> TASK:
Go through the records that follow and tally the lines with "short" in them; answer with the number alone.

> DATA SHOWN:
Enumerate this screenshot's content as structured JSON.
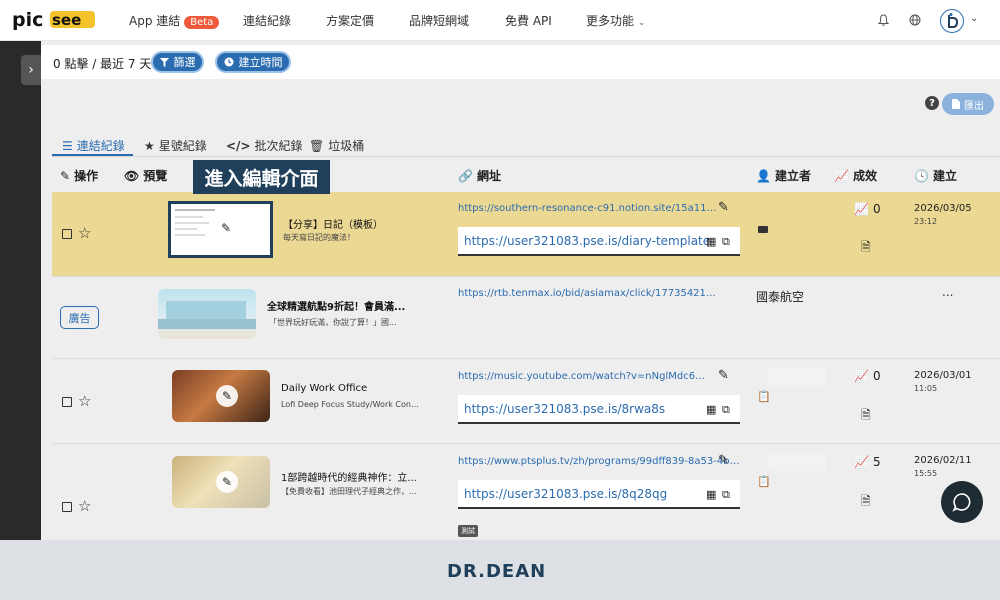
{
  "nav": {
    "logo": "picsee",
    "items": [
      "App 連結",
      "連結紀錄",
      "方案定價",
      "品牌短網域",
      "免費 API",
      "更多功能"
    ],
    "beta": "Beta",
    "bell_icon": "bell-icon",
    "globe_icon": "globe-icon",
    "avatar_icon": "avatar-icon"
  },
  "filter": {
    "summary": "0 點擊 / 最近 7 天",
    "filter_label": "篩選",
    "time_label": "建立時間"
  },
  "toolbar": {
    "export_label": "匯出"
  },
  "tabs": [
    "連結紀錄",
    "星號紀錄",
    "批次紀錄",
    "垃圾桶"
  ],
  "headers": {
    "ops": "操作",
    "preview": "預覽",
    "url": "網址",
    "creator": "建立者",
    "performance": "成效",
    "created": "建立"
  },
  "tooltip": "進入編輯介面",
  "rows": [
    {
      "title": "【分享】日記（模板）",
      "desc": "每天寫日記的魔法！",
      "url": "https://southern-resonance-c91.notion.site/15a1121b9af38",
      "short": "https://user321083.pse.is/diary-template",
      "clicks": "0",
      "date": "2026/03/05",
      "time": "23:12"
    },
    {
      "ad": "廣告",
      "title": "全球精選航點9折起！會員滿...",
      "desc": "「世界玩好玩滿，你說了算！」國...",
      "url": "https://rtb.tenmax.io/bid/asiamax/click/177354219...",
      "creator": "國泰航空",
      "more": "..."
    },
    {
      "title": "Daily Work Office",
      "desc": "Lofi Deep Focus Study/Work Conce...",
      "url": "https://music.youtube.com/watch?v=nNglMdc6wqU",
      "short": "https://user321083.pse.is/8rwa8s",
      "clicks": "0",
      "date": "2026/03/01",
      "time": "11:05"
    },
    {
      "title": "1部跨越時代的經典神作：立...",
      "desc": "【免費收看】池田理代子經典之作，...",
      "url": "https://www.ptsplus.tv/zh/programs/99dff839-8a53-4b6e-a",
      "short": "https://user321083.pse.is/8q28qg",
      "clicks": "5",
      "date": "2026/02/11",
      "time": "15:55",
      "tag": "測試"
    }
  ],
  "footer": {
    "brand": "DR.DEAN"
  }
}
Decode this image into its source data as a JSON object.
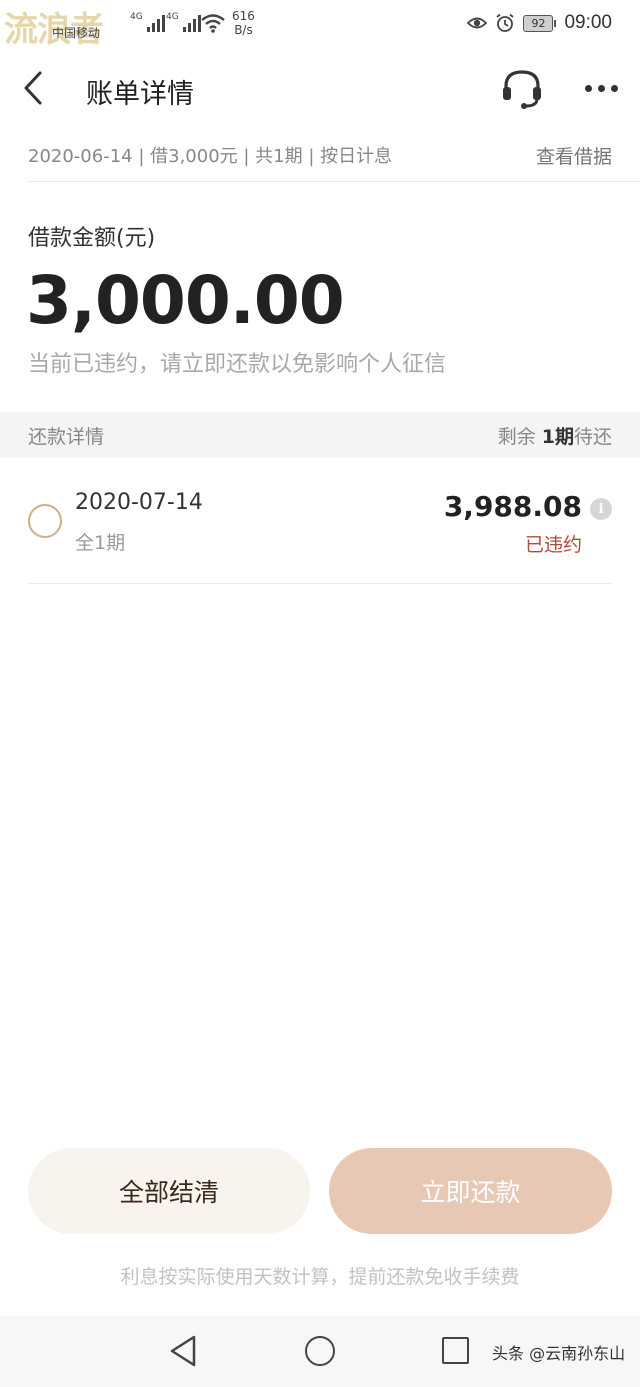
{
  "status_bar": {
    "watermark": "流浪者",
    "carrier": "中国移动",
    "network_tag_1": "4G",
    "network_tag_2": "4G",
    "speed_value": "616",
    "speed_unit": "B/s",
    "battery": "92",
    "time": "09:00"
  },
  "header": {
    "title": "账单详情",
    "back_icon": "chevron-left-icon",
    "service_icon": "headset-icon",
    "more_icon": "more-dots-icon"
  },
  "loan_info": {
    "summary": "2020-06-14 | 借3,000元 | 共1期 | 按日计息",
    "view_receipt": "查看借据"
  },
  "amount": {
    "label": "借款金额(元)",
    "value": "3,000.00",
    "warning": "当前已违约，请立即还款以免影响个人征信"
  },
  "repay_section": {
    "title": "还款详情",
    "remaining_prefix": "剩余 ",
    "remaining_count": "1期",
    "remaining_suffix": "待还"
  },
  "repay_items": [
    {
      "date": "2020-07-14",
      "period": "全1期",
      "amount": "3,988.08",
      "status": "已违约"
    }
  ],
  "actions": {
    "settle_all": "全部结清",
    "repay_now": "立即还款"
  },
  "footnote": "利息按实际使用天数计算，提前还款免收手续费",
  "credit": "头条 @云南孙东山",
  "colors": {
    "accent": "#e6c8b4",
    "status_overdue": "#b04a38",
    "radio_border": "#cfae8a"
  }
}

> FINISHED EXERCISE:
3